A search is under way for an EgyptAir flight from Paris to Cairo which has disappeared with 56 passengers and 10 crew on board – including one British national.
The fate of the plane is not yet known and officials have said it is too early to rule out any possibility, including terrorism, but all those on board are now feared to have died.
French President Francois Hollande said “unfortunately the information we have … confirms to us the plane came down and is lost”, suggesting it crashed near the southern Greek island of Karpathos where the search is focused.
At the same time, Greek defence minister Panos Kammenos said the aircraft was in Egyptian airspace and flying at 37,000ft when it made “sudden swerves” and plunged to 15,000ft.
He said it swerved “90 degrees left and then 360 degrees to the right” before vanishing.
Authorities are examining CCTV footage at Charles de Gaulle Airport – and investigating an account from the captain of a merchant ship who reported seeing a “flame in the sky” some 130 nautical miles south of Karpathos.

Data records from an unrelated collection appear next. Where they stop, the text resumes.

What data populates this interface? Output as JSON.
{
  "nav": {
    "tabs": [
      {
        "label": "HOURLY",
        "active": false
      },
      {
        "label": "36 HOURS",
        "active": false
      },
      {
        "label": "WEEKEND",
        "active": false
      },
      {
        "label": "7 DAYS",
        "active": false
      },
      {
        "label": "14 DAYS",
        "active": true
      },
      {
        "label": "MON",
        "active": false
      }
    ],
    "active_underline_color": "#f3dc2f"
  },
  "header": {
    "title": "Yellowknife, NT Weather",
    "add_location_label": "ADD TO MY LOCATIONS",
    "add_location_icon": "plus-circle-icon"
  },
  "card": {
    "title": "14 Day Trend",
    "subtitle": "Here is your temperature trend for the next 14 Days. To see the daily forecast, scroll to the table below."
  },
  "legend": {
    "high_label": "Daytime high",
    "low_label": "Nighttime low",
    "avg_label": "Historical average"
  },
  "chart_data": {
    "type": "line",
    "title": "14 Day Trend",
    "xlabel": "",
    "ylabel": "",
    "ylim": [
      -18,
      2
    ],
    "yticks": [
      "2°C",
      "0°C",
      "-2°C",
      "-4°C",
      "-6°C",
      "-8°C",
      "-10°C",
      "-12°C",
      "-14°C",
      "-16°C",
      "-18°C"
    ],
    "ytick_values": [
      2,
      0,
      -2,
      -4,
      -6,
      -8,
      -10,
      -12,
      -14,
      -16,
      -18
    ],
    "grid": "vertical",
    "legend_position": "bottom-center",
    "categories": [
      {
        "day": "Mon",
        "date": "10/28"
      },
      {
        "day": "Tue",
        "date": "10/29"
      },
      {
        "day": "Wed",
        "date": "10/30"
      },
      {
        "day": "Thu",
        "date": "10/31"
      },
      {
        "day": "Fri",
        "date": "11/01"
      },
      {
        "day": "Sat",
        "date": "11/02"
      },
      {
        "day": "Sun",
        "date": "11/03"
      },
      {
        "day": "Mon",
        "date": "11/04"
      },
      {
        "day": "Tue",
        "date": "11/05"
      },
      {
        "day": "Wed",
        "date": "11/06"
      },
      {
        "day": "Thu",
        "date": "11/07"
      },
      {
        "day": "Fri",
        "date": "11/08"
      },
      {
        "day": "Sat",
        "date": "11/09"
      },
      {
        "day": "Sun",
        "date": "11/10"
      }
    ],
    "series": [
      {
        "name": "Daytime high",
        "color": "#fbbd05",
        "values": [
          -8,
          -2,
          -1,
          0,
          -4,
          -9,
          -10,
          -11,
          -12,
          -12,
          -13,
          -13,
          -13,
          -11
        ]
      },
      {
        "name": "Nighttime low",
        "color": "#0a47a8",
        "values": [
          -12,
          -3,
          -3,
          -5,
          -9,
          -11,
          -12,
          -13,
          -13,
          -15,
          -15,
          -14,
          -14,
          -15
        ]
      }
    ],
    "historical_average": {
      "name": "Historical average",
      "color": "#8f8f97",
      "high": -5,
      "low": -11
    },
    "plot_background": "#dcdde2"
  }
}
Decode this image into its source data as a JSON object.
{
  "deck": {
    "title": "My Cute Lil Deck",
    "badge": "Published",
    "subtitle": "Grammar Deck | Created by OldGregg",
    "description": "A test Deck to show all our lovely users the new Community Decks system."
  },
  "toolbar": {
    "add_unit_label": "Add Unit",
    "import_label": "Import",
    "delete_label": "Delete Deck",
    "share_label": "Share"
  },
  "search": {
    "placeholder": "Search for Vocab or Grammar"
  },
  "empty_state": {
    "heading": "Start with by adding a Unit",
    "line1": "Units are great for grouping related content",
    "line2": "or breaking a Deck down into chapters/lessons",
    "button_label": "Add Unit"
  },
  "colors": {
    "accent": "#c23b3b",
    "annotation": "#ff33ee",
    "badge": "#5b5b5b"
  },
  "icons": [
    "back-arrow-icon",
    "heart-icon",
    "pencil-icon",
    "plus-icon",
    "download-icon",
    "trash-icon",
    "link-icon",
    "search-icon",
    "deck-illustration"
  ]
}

Egyptian Civil Aviation Minister Sherif Fathy said the jet was more likely to have been brought down by a “terror attack” than a technical fault.
He added there were no known security issues with the passengers who boarded the flight, but further checks were being carried out.
Flight MS804 departed the French capital at 11.09pm (CEST). The airline said the plane lost contact with radar at 2.45am Cairo time (1.45am BST). It was last in touch 10 minutes earlier.
At that stage the Airbus A320, which was 13 years old and had logged 48,000 flight hours, was about three hours and 40 minutes into the four-hour journey.
Military search and rescue teams picked up an automated signal from the plane’s emergency beacon at 4.26am Cairo time (3.26am BST) – around 80 minutes after it was supposed to land in Cairo. It is thought this may have been triggered on impact.
Thirty Egyptians, 15 French, two Iraqis, a Belgian, Kuwaiti, Saudi, Sudanese, Chadian, Algerian, Portuguese and Canadian are among the passengers which also include one child and two babies.
Greek and French boats and planes have joined special teams from the Egyptian armed forces in the search for the jet. Greece also has a submarine on standby.
All vessels near Karpathos have been alerted to help. Bulk carrier Oceanus reported seeing no wreckage or fuel.
Greek civil aviation authorities said the jet disappeared off its radar two minutes after leaving its airspace. Prior to that, its air traffic controllers spoke to the pilot who reported no problems.
However, just before the handover to Cairo airspace, calls to the plane went unanswered.
Ahmed Abdel, the vice-chairman of EgyptAir holding company, told CNN there had been no distress calls from the plane.
The New York Times quoted Ehab Mohy el-Deen, the head of Egypt’s air navigation authority, as saying: “They did not radio for help or lose altitude. They just vanished.”
The airline said the plane’s pilot had flown 6,275 hours – including 2,101 hours on the same model – while the co-pilot had done 2,766 hours.
Commercial airline pilot Chris McGee told Sky News there were only two circumstances that would prevent a pilot from contacting air traffic control: “One would be if there was human intervention. The second is something has occurred on the flight deck.”
A crisis centre offering support to the distressed families of loved ones on board has been set up at Cairo International Airport.
Sky’s Sherine Tadros, at the airport, said: “People here are in tears and are losing hope as the hours go by.”
The Foreign Office said it was providing support to the family of the British national on board.
France’s Prime Minister Manuel Valls saiid “no theory can be ruled out on the cause of this disappearance”, as Paris and Cairo prosecutors launched an investigation into the disappearance of the jet.
Airbus, which delivered the plane to EgyptAir in 2003 said “our concerns go out to all those affected”.
The flight tracking history of the jet showed it had also flown to Tunisia, Eritrea and Brussels in the last few days.